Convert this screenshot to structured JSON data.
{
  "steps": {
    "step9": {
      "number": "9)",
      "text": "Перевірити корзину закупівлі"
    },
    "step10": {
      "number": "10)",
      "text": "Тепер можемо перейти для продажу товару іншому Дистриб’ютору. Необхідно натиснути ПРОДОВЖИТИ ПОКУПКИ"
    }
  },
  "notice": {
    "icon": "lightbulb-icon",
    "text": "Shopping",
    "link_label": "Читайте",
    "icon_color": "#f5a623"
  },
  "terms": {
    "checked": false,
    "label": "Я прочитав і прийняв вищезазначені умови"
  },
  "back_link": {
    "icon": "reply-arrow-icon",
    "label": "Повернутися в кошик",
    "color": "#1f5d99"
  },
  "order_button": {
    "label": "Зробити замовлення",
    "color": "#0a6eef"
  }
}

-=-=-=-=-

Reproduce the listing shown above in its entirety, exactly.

Convert this screenshot to structured JSON data.
{
  "steps": {
    "step9": {
      "number": "9)",
      "text": "Перевірити корзину закупівлі"
    },
    "step10": {
      "number": "10)",
      "text": "Тепер можемо перейти для продажу товару іншому Дистриб’ютору. Необхідно натиснути ПРОДОВЖИТИ ПОКУПКИ"
    }
  },
  "notice": {
    "icon": "lightbulb-icon",
    "text": "Shopping",
    "link_label": "Читайте",
    "icon_color": "#f5a623"
  },
  "terms": {
    "checked": false,
    "label": "Я прочитав і прийняв вищезазначені умови"
  },
  "back_link": {
    "icon": "reply-arrow-icon",
    "label": "Повернутися в кошик",
    "color": "#1f5d99"
  },
  "order_button": {
    "label": "Зробити замовлення",
    "color": "#0a6eef"
  }
}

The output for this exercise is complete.